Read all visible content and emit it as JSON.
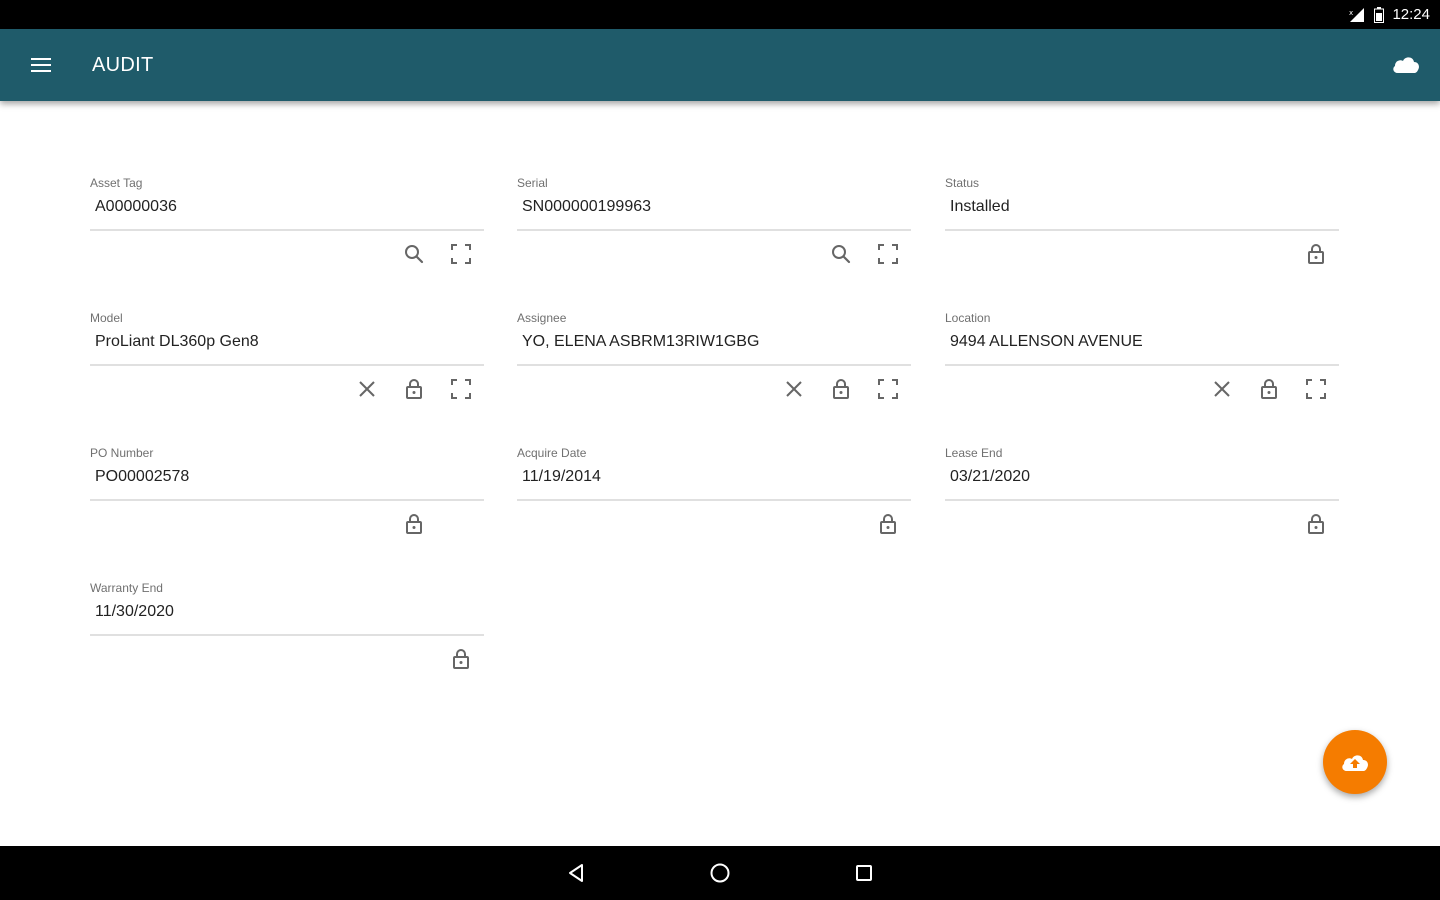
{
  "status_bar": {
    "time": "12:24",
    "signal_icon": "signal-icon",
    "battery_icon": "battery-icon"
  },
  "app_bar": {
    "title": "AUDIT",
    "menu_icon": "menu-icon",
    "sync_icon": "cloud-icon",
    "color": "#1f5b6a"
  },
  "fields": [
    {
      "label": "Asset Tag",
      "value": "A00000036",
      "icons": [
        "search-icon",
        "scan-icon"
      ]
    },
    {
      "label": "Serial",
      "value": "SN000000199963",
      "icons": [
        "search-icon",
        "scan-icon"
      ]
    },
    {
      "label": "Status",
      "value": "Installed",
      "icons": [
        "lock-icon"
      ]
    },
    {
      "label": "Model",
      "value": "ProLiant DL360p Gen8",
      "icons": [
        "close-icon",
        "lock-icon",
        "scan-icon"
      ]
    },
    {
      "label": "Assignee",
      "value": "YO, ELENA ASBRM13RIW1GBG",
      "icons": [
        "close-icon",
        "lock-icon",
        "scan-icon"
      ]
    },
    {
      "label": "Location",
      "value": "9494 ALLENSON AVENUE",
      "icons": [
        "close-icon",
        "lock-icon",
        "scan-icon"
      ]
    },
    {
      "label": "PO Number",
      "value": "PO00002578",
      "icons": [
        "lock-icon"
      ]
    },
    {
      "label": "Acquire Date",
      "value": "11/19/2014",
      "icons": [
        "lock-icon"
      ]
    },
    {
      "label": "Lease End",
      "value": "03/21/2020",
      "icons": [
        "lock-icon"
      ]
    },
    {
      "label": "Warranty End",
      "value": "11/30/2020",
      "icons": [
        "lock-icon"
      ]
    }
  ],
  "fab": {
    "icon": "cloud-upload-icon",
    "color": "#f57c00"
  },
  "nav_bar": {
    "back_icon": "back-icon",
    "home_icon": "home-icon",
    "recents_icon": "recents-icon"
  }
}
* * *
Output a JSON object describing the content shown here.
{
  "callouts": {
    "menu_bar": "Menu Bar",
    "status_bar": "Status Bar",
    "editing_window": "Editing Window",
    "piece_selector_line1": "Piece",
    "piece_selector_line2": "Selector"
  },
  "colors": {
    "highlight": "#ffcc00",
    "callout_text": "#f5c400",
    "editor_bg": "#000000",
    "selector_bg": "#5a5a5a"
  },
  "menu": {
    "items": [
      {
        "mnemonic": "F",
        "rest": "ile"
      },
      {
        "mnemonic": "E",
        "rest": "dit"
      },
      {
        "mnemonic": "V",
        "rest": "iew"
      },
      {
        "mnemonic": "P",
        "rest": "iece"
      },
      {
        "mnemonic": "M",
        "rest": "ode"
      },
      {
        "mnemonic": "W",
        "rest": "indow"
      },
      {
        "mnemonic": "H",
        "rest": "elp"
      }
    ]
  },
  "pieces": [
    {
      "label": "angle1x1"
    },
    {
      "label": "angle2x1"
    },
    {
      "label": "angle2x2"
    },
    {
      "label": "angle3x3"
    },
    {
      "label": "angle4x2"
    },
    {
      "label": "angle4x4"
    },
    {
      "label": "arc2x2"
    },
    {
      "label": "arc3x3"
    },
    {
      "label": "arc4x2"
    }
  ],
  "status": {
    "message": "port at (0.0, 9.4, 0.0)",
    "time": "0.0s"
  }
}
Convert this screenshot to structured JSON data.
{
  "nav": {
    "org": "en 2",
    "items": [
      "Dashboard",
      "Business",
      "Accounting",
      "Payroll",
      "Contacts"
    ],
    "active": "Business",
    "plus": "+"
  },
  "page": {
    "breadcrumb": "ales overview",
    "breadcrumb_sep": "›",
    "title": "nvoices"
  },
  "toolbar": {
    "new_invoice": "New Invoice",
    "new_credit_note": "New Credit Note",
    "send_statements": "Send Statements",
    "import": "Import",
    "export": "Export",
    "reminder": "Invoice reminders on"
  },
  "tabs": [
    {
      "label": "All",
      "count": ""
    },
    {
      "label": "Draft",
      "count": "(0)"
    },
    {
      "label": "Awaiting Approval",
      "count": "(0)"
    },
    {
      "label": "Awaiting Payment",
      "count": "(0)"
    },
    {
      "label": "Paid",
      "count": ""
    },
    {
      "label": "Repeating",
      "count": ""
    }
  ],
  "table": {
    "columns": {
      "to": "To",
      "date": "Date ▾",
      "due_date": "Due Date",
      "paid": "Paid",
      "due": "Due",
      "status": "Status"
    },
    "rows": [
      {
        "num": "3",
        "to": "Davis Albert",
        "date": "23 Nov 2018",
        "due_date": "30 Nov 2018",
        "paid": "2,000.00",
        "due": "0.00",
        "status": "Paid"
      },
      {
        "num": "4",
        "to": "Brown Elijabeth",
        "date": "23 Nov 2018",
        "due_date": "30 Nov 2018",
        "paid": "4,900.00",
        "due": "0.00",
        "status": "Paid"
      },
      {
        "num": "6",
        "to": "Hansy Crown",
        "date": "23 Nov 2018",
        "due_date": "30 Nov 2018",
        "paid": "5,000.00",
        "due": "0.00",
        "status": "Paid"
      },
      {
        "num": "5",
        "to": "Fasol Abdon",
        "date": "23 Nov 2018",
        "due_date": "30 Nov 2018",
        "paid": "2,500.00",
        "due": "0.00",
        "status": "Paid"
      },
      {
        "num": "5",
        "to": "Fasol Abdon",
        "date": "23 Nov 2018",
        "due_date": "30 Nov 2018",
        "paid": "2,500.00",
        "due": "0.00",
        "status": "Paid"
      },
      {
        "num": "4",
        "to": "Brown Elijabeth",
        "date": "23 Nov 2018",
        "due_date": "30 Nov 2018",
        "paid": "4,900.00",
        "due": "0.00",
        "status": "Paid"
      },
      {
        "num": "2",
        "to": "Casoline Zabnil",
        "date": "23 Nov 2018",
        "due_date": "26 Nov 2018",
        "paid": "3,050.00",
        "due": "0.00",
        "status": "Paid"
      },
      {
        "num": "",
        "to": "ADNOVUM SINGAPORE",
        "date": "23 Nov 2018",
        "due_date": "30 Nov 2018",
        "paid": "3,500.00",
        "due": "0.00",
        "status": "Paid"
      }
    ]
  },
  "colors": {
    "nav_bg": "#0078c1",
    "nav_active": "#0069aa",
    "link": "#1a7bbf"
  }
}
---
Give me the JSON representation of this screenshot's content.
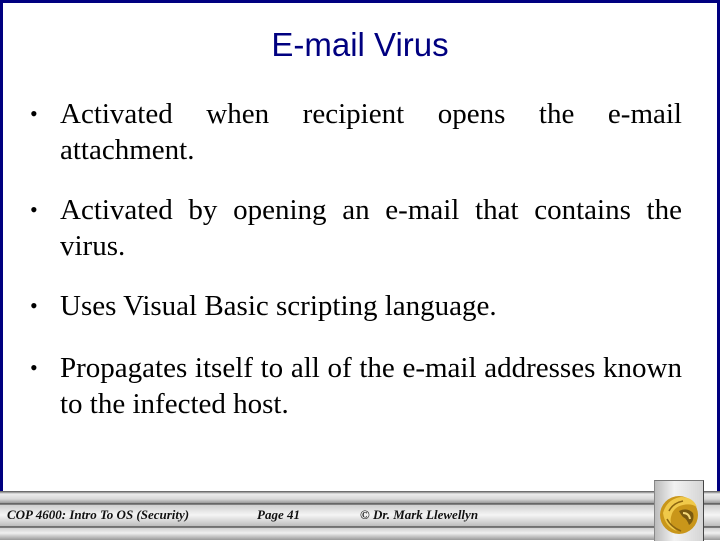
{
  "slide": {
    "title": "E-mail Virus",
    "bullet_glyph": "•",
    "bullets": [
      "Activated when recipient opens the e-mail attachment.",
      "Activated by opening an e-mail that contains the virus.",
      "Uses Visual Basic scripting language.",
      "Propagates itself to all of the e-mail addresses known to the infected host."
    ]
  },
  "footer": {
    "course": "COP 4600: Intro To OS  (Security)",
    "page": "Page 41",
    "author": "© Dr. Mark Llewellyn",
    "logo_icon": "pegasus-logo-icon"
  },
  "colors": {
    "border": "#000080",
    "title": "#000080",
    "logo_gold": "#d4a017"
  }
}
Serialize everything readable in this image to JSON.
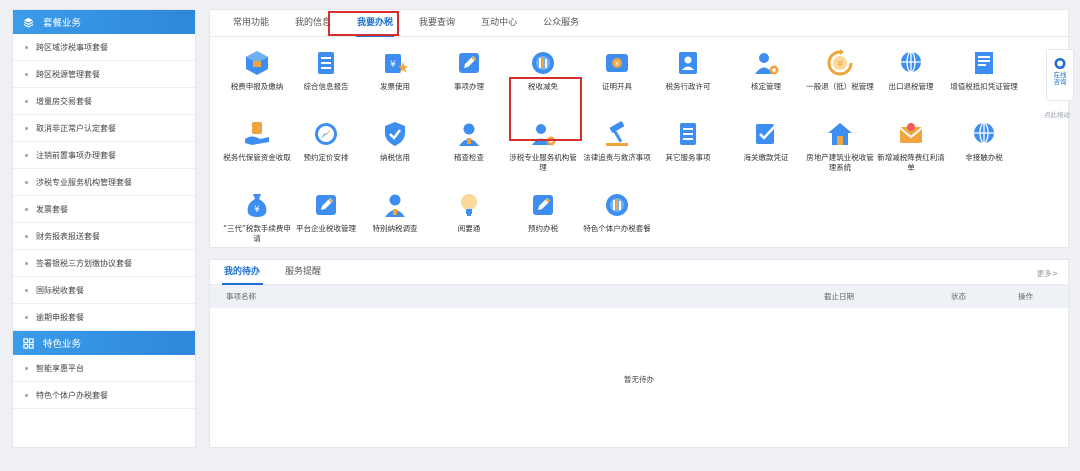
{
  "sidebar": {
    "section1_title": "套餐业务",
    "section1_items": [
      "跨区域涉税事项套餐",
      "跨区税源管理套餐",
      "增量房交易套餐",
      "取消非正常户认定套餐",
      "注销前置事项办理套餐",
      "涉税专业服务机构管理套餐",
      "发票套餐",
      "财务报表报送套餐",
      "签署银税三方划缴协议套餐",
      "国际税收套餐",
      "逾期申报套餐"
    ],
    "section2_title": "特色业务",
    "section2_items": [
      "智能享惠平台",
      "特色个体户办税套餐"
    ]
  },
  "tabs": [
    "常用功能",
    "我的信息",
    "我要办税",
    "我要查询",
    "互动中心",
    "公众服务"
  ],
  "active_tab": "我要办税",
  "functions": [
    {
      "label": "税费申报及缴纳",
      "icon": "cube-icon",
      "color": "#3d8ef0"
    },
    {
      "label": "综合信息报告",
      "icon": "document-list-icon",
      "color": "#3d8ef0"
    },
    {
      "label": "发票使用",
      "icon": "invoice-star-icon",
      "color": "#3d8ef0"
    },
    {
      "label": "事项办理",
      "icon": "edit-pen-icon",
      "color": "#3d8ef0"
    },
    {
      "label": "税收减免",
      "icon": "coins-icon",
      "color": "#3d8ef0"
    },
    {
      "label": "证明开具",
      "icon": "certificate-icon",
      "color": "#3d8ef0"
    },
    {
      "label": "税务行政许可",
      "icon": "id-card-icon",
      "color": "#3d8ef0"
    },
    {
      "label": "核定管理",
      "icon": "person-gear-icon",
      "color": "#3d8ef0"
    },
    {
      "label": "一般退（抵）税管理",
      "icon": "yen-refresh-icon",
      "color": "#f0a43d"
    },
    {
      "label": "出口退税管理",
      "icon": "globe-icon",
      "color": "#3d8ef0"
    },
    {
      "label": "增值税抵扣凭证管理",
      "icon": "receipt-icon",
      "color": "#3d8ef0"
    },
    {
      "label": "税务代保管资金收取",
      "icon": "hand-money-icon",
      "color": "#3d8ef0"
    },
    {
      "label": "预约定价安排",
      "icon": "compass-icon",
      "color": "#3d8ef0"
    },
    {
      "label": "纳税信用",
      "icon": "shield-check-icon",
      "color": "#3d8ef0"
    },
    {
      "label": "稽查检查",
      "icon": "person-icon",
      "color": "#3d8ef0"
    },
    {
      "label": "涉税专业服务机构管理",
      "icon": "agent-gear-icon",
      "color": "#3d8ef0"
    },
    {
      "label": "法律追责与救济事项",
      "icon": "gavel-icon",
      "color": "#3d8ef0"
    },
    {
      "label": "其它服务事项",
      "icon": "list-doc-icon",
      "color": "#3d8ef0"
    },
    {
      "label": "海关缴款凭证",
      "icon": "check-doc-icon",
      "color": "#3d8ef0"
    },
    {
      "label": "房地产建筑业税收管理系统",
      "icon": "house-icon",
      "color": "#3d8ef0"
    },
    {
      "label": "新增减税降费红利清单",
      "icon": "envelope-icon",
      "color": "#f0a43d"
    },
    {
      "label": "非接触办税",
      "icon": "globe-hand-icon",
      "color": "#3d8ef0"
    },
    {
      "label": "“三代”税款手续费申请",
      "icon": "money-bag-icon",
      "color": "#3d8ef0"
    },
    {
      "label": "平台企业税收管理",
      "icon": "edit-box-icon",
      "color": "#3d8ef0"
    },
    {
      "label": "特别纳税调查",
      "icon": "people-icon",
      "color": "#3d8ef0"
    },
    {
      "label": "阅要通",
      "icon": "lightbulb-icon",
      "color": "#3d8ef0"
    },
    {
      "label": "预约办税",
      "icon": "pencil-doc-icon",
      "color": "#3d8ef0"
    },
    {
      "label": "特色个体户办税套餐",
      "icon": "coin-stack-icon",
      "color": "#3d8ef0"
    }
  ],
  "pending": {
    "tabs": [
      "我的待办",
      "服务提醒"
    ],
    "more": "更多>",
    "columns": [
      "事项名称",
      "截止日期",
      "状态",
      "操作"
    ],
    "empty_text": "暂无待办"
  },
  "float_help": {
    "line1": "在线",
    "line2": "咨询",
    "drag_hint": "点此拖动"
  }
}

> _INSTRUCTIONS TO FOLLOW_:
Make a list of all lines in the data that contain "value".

> _RESPONSE TO THIS TASK_:
      "value": "A00000036",
      "value": "SN000000199963",
      "value": "Installed",
      "value": "ProLiant DL360p Gen8",
      "value": "YO, ELENA ASBRM13RIW1GBG",
      "value": "9494 ALLENSON AVENUE",
      "value": "PO00002578",
      "value": "11/19/2014",
      "value": "03/21/2020",
      "value": "11/30/2020",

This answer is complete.